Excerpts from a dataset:
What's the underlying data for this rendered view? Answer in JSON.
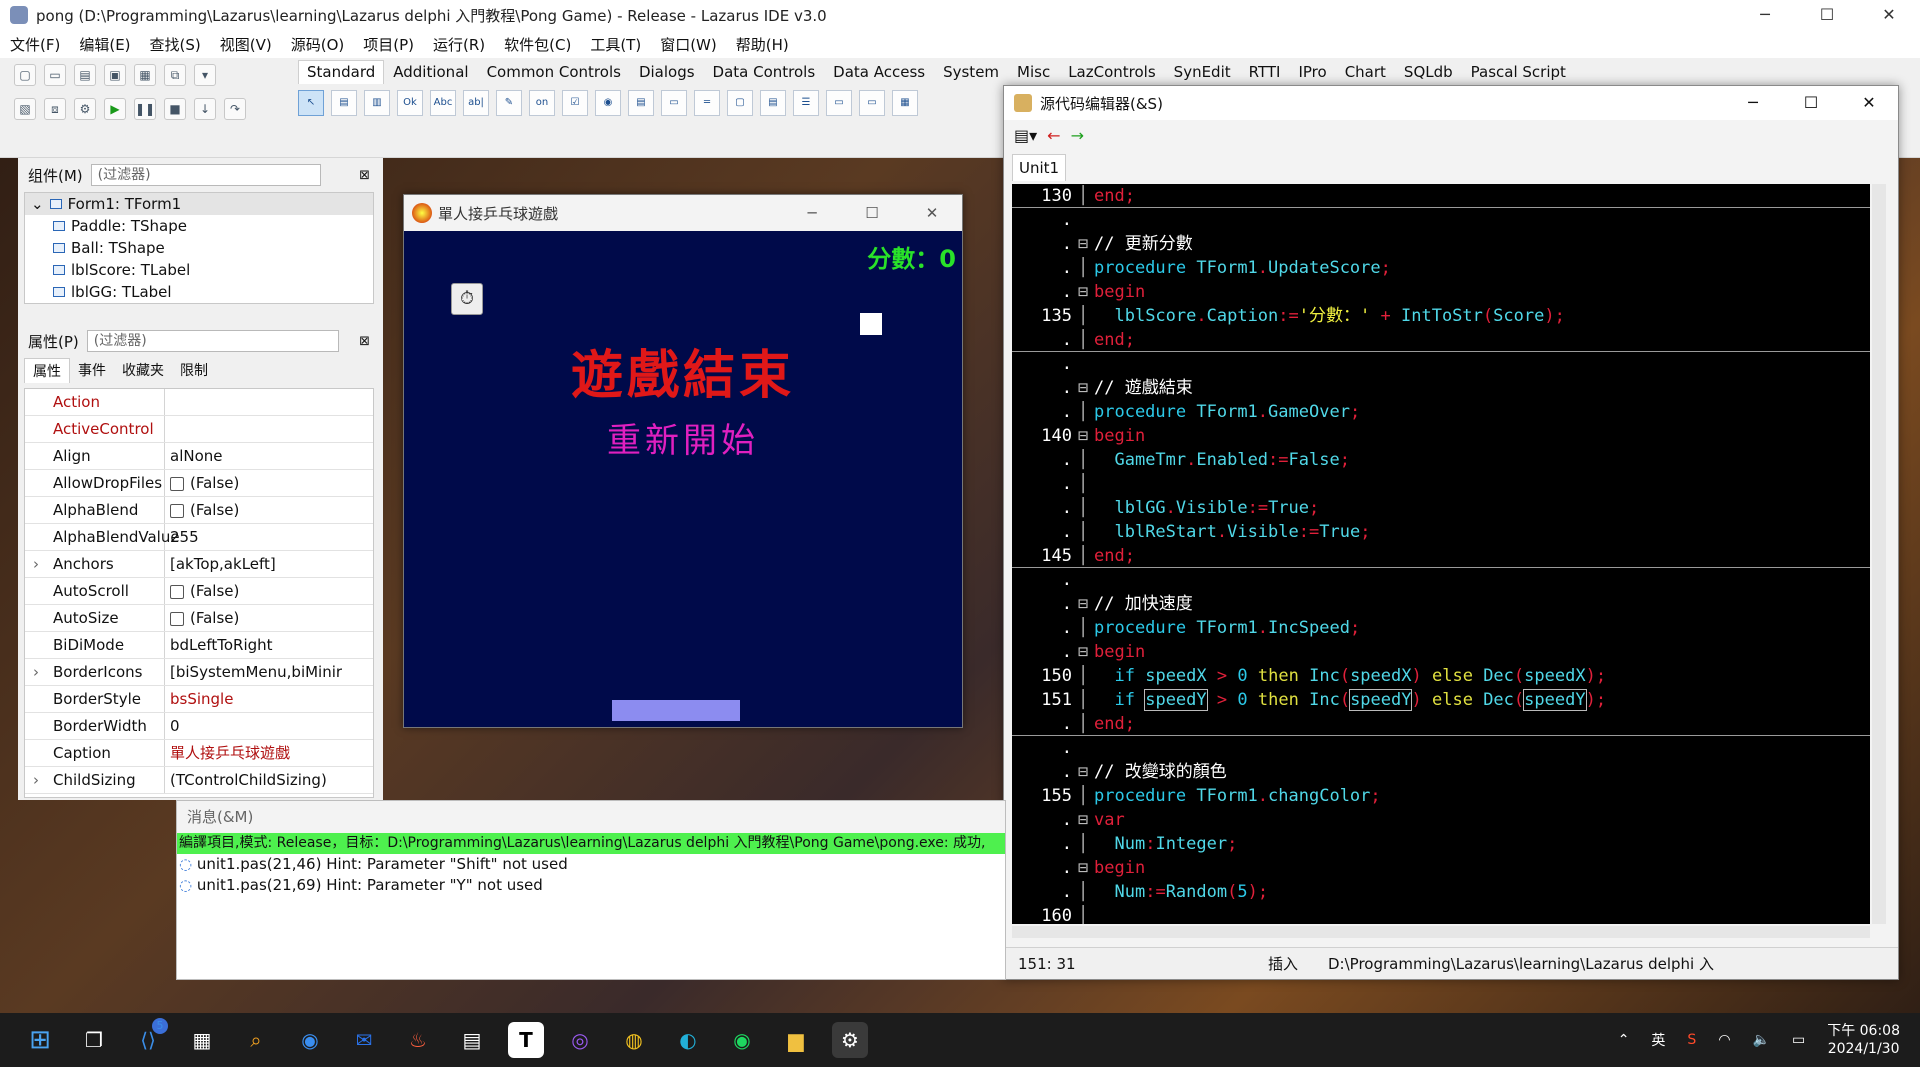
{
  "ide": {
    "title": "pong (D:\\Programming\\Lazarus\\learning\\Lazarus delphi 入門教程\\Pong Game) - Release - Lazarus IDE v3.0",
    "menu": [
      "文件(F)",
      "编辑(E)",
      "查找(S)",
      "视图(V)",
      "源码(O)",
      "项目(P)",
      "运行(R)",
      "软件包(C)",
      "工具(T)",
      "窗口(W)",
      "帮助(H)"
    ],
    "palette_tabs": [
      "Standard",
      "Additional",
      "Common Controls",
      "Dialogs",
      "Data Controls",
      "Data Access",
      "System",
      "Misc",
      "LazControls",
      "SynEdit",
      "RTTI",
      "IPro",
      "Chart",
      "SQLdb",
      "Pascal Script"
    ],
    "palette_icons": [
      "pointer",
      "TMainMenu",
      "TPopupMenu",
      "TButton",
      "TLabel",
      "TEdit",
      "TMemo",
      "TToggleBox",
      "TCheckBox",
      "TRadioButton",
      "TListBox",
      "TComboBox",
      "TScrollBar",
      "TGroupBox",
      "TRadioGroup",
      "TCheckGroup",
      "TPanel",
      "TFrame",
      "TActionList"
    ]
  },
  "components": {
    "header": "组件(M)",
    "filter_placeholder": "(过滤器)",
    "tree": [
      "Form1: TForm1",
      "Paddle: TShape",
      "Ball: TShape",
      "lblScore: TLabel",
      "lblGG: TLabel"
    ]
  },
  "properties": {
    "header": "属性(P)",
    "filter_placeholder": "(过滤器)",
    "tabs": [
      "属性",
      "事件",
      "收藏夹",
      "限制"
    ],
    "rows": [
      {
        "name": "Action",
        "value": "",
        "red": true
      },
      {
        "name": "ActiveControl",
        "value": "",
        "red": true
      },
      {
        "name": "Align",
        "value": "alNone"
      },
      {
        "name": "AllowDropFiles",
        "value": "(False)",
        "check": true
      },
      {
        "name": "AlphaBlend",
        "value": "(False)",
        "check": true
      },
      {
        "name": "AlphaBlendValue",
        "value": "255"
      },
      {
        "name": "Anchors",
        "value": "[akTop,akLeft]",
        "expand": true
      },
      {
        "name": "AutoScroll",
        "value": "(False)",
        "check": true
      },
      {
        "name": "AutoSize",
        "value": "(False)",
        "check": true
      },
      {
        "name": "BiDiMode",
        "value": "bdLeftToRight"
      },
      {
        "name": "BorderIcons",
        "value": "[biSystemMenu,biMinir",
        "expand": true
      },
      {
        "name": "BorderStyle",
        "value": "bsSingle",
        "valred": true
      },
      {
        "name": "BorderWidth",
        "value": "0"
      },
      {
        "name": "Caption",
        "value": "單人接乒乓球遊戲",
        "valred": true
      },
      {
        "name": "ChildSizing",
        "value": "(TControlChildSizing)",
        "expand": true
      }
    ]
  },
  "game": {
    "title": "單人接乒乓球遊戲",
    "score": "分數：0",
    "game_over": "遊戲結束",
    "restart": "重新開始",
    "timer_caption": "GameTmr"
  },
  "editor": {
    "title": "源代码编辑器(&S)",
    "tab": "Unit1",
    "status_pos": "151: 31",
    "status_mode": "插入",
    "status_path": "D:\\Programming\\Lazarus\\learning\\Lazarus delphi 入"
  },
  "messages": {
    "header": "消息(&M)",
    "success": "編譯項目,模式: Release，目标：D:\\Programming\\Lazarus\\learning\\Lazarus delphi 入門教程\\Pong Game\\pong.exe: 成功,",
    "hints": [
      "unit1.pas(21,46) Hint: Parameter \"Shift\" not used",
      "unit1.pas(21,69) Hint: Parameter \"Y\" not used"
    ]
  },
  "taskbar": {
    "lang": "英",
    "time": "下午 06:08",
    "date": "2024/1/30",
    "badge": "5"
  }
}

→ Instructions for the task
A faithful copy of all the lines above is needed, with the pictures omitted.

→ Answer to this problem
What's the underlying data for this rendered view? Answer in JSON.
{
  "ide": {
    "title": "pong (D:\\Programming\\Lazarus\\learning\\Lazarus delphi 入門教程\\Pong Game) - Release - Lazarus IDE v3.0",
    "menu": [
      "文件(F)",
      "编辑(E)",
      "查找(S)",
      "视图(V)",
      "源码(O)",
      "项目(P)",
      "运行(R)",
      "软件包(C)",
      "工具(T)",
      "窗口(W)",
      "帮助(H)"
    ],
    "palette_tabs": [
      "Standard",
      "Additional",
      "Common Controls",
      "Dialogs",
      "Data Controls",
      "Data Access",
      "System",
      "Misc",
      "LazControls",
      "SynEdit",
      "RTTI",
      "IPro",
      "Chart",
      "SQLdb",
      "Pascal Script"
    ],
    "palette_icons": [
      "pointer",
      "TMainMenu",
      "TPopupMenu",
      "TButton",
      "TLabel",
      "TEdit",
      "TMemo",
      "TToggleBox",
      "TCheckBox",
      "TRadioButton",
      "TListBox",
      "TComboBox",
      "TScrollBar",
      "TGroupBox",
      "TRadioGroup",
      "TCheckGroup",
      "TPanel",
      "TFrame",
      "TActionList"
    ]
  },
  "components": {
    "header": "组件(M)",
    "filter_placeholder": "(过滤器)",
    "tree": [
      "Form1: TForm1",
      "Paddle: TShape",
      "Ball: TShape",
      "lblScore: TLabel",
      "lblGG: TLabel"
    ]
  },
  "properties": {
    "header": "属性(P)",
    "filter_placeholder": "(过滤器)",
    "tabs": [
      "属性",
      "事件",
      "收藏夹",
      "限制"
    ],
    "rows": [
      {
        "name": "Action",
        "value": "",
        "red": true
      },
      {
        "name": "ActiveControl",
        "value": "",
        "red": true
      },
      {
        "name": "Align",
        "value": "alNone"
      },
      {
        "name": "AllowDropFiles",
        "value": "(False)",
        "check": true
      },
      {
        "name": "AlphaBlend",
        "value": "(False)",
        "check": true
      },
      {
        "name": "AlphaBlendValue",
        "value": "255"
      },
      {
        "name": "Anchors",
        "value": "[akTop,akLeft]",
        "expand": true
      },
      {
        "name": "AutoScroll",
        "value": "(False)",
        "check": true
      },
      {
        "name": "AutoSize",
        "value": "(False)",
        "check": true
      },
      {
        "name": "BiDiMode",
        "value": "bdLeftToRight"
      },
      {
        "name": "BorderIcons",
        "value": "[biSystemMenu,biMinir",
        "expand": true
      },
      {
        "name": "BorderStyle",
        "value": "bsSingle",
        "valred": true
      },
      {
        "name": "BorderWidth",
        "value": "0"
      },
      {
        "name": "Caption",
        "value": "單人接乒乓球遊戲",
        "valred": true
      },
      {
        "name": "ChildSizing",
        "value": "(TControlChildSizing)",
        "expand": true
      }
    ]
  },
  "game": {
    "title": "單人接乒乓球遊戲",
    "score": "分數：0",
    "game_over": "遊戲結束",
    "restart": "重新開始",
    "timer_caption": "GameTmr"
  },
  "editor": {
    "title": "源代码编辑器(&S)",
    "tab": "Unit1",
    "status_pos": "151: 31",
    "status_mode": "插入",
    "status_path": "D:\\Programming\\Lazarus\\learning\\Lazarus delphi 入"
  },
  "messages": {
    "header": "消息(&M)",
    "success": "編譯項目,模式: Release，目标：D:\\Programming\\Lazarus\\learning\\Lazarus delphi 入門教程\\Pong Game\\pong.exe: 成功,",
    "hints": [
      "unit1.pas(21,46) Hint: Parameter \"Shift\" not used",
      "unit1.pas(21,69) Hint: Parameter \"Y\" not used"
    ]
  },
  "taskbar": {
    "lang": "英",
    "time": "下午 06:08",
    "date": "2024/1/30",
    "badge": "5"
  }
}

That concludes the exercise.